I awake in the a.m. and retire in the p.m. I live in the year some thing or other AD. As far as I am concerned those are about all the initials I need in my life. Life, however, doesn’t agree on this point. Each day finds me deciphering mysterious sets of letters that represent actual people, places and things.
I am trying not to be paranoid but I feel like I am constantly on a game show of some sort. The representative initials can hit without warning. It is up to me to successfully translate their meaning before I can continue with my life.
Initials, lone letters of the alphabet loom on the horizon of my sanity. Try as I might to avoid them, they invade when least expected and I have to immediately struggle with a translation in order to keep up.
I arrive at morning Mass in the a.m. and soon hear that the RCIA will meet that evening. CCD will take place on Monday afternoon. It is suggested that all attending these meetings get there ASAP. They probably divulge the newest sets of initials early on in the program so one doesn’t want to be late. As Mass progresses, if I find anything out of the ordinary, I am told to refer to the last meeting of the NCCB.
I return home, slowing at RR crossings. I discover the sprinkler system is on the blink and will require PVC piping PDQ or we will have a flood. On the way to the garden shop, the radio DJ tells me it will be warm and sunny. Pretty long words to be used by someone with a two-letter name.
At the store, I experience a delay as the IBM system seems to be down and they are having trouble getting through with the AT&T. The clerk gives me a bright smile and apologizes for the SNAFU!
My busy day requires visits to both an MD and a DDS. Good thing I am not a PhD or I might spend more time than necessary trying to figure out why.
When I get home, I get my mail and find letters from AARP and advertisements from BMW. There is also an invitation to a BYOB party. I feel the strain of the day setting in and decide that I won’t care about finding out what a BYOB party entails. The sender provided a SASE so I could RSVP promptly.
An evening in front of the television sounds brain-numbing enough for an over-abbreviated person. I tune in just a they show pictures of UFO’s on the news. And the same story appears on ABC, CBS and NBC. A semi-interesting documentary on the life span of a bat suddenly informed it’s viewers that it was being shown on PBS.
A video selection begins with a soldier who is AWOL. The newspaper has the ACLU defending someone again. I make a deliberate effort to calm myself and think in well-spelled out, whole words because I know if I really start emoting at this point, I will pass out . . . and someone will probably start CPR.

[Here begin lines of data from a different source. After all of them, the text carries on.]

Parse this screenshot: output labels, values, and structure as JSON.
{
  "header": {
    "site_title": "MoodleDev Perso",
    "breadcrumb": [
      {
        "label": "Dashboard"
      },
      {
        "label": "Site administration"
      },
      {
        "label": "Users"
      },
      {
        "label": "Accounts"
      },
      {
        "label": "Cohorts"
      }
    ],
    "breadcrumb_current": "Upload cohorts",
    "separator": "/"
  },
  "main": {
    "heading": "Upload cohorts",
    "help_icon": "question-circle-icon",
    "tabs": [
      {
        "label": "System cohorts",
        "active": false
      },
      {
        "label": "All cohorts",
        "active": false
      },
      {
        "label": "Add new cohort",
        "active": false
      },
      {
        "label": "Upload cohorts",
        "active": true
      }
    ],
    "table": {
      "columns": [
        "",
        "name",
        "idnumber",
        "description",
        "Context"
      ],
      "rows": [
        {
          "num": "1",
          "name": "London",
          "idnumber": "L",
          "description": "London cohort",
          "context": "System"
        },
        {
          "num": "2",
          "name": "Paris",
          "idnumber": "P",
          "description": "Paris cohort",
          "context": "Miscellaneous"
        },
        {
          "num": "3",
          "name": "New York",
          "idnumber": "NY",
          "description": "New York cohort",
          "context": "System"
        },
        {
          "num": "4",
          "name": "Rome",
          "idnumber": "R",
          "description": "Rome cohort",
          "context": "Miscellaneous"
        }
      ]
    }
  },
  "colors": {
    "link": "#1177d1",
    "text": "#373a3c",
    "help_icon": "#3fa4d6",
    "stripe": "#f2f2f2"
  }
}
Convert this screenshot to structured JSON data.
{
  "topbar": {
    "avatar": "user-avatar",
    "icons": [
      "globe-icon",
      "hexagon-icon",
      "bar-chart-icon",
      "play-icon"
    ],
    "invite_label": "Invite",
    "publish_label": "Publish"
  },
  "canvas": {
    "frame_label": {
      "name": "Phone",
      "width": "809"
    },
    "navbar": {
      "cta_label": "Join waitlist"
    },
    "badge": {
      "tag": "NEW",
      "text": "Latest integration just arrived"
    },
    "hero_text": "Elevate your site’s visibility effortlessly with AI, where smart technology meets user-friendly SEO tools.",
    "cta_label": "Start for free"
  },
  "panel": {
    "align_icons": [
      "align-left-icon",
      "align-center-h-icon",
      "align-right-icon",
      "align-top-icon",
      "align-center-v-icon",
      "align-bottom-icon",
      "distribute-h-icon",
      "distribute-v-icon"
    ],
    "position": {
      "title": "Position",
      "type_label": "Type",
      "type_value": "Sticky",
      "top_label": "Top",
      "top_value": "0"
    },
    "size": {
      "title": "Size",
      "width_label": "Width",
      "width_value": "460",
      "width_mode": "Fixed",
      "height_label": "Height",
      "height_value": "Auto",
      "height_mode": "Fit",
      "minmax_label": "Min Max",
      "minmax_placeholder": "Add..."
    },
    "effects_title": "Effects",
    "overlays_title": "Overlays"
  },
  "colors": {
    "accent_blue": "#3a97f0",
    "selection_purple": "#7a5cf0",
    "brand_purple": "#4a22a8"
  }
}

It is getting rather scary how State politicians in California want to turn us basically into a big brother state when it comes to our cars. Transportation in CA is difficult to regulate fairly as due to employment issues, many have to travel a lot further than others to maintain an income that provides for their families. If the state starts taxing us by the mile, it eats away at necessary income and gives the state control over every mile we drive and where those miles take us. And, besides just the basic taxation on our drives to work, what about driving vacations up the coast, to Disneyland, etc. Seems such a law could impact all people and all businesses to an extend. Will the politicians get a ‘free ride’ because they use their cars for business while we are merely being extravagant in coping with our day-to-day life?
Talk about the land of the free and the home of the brave . . . not an apt description of California when the politicos start dreaming up ways to run our lives.
Right now, Californians pay the third highest rate for electricity in the Continental United States. If the proposed gas restrictions are enacted, Californians will end up paying the highest cost for gasoline in the entire nation. Bad for the tourist trade and even worse for the residents.
Increasing cost of gasoline in California will make the commute to work and home each day more difficult and would cut down options for weekend trips in some cases because of the dent in the family budgets. Eventually, it could even impact businesses who deal with weekend visitor, amusement parks, beaches, restaurants, etc.
This bill would impact mini-vans and trucks. Many people need trucks for their businesses which would reduce their income when more money has to go to driving their work truck. I don’t know about other families, but we have a mini-van as a safe option for taking our children to school, church, and various excursions. To zero in on innocent people in even proposing this bill is almost impossible to believe . . . but, then, this is California.
If this Senate Bill 350 passes, we will see a big jump in many other prices for necessities like groceries and housing. It takes gasoline to run the trucks that bring food to our stores, goods to our shelves, and building supplies to improve or build homes.
Think airfare is high now? Think was restricting the use of gasoline and diesel fuel in California by 50% will do to planes flying out of the state or other aircraft having to fill their tanks in California.
Although this all sounds too preposterous to happen, look at the other rules and regulations already in effect here and the taxes we pay.
Here’s hoping enough people here in California call their legislators to vote a NO on SB350.